- Third-Degree Felony — Fines of up to $10,000 and/o up to 10 years in prison
- Second-Degree Felony — Fines of up to $10,000 and/or up to 20 years in prison
The period of time a child is left alone usually is the basis for possible abandoning or endangering a child’s offenses, and injury to a child charges only results from cases resulting in actual injuries.
Texas Leaving a Child in a Vehicle Defenses
Many parents are charged with the offense of leaving a child in a vehicle when they stepped away from automobiles for only brief periods of time. For example, a parent could have run into a store to simply grab a single item and become delayed by a long line or something else that caused a child to be alone in a vehicle for an extended period of time.
While the Texas state law was designed to encourage parents to not leave children unattended in motor vehicles, overzealous prosecution of these offenses often leads to many parents being charged with crimes when there was absolutely no criminal intent. An experienced attorney will be able to explain to prosecutors how a parent or guardian was not going to allow a child to suffer any kind of harm while being left in an automobile.
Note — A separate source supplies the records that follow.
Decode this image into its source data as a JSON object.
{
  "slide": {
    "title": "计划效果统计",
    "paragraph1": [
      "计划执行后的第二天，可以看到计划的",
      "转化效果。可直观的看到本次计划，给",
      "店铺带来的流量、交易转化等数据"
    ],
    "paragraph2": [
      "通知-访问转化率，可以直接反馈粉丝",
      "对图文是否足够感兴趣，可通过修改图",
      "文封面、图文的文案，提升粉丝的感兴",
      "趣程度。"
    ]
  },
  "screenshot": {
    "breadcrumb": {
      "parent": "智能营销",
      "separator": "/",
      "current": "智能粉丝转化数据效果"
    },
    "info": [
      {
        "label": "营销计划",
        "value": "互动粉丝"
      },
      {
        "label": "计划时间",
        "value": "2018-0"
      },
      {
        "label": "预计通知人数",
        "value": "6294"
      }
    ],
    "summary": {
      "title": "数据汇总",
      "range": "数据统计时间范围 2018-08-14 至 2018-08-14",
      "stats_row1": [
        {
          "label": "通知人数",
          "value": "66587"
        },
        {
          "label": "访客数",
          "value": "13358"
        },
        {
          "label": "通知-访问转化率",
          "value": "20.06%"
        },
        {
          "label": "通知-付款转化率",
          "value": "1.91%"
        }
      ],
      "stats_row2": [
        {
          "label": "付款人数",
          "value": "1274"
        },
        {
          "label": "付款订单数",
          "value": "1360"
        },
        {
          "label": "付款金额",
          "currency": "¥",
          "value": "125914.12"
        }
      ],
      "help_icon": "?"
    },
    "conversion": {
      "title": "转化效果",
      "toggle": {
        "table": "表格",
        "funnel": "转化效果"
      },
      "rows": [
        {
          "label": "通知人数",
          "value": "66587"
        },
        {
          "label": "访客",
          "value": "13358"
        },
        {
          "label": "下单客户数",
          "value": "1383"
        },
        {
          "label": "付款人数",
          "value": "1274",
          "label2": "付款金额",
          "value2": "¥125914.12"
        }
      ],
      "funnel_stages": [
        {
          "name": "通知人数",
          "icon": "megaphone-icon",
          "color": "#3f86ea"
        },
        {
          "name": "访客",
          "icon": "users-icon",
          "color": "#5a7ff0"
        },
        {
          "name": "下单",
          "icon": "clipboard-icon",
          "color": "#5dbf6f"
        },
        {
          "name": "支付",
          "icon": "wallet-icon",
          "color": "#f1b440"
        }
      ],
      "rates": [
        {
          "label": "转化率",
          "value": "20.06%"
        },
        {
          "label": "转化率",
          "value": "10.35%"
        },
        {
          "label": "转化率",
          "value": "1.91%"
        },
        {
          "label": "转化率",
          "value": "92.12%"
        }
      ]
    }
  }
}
Denton County Leaving a Child in a Vehicle Resources
Child Supervision | Texas Department of Family and Protective Services (DFPS) — DFPS states on this frequently asked questions (FAQs) section of its website that you should not leave a child alone in a motor vehicle for any length of time. The website states that leaving a child unattended in a car is a form of neglectful supervision investigated by Child Protective Services. You can also find FAQs related to neglectful supervision and how old children need to stay home alone.
Texas Department of Public Safety (DPS): Leaving Children in Vehicles Can Be Deadly — This is a 28, 2017 press release from DPS about summer temperatures increasing the risk of vehicular heatstroke. As the release notes, the National Highway Traffic Safety Administration (NHTSA) said temperatures inside a car can rise more than 20 degrees in only 10 minutes. You can also find links to information about preventing child heatstroke in cars and pet safety.
Find A Denton County Defense Attorney for Leaving a Child in a Vehicle Charges | Law Offices of Richard C. McConathy
Were you or a loved one recently arrested for allegedly leaving a child in a vehicle in Denton or a surrounding area of Texas? You need to take the criminal charges seriously and make sure you invest in a solid defense.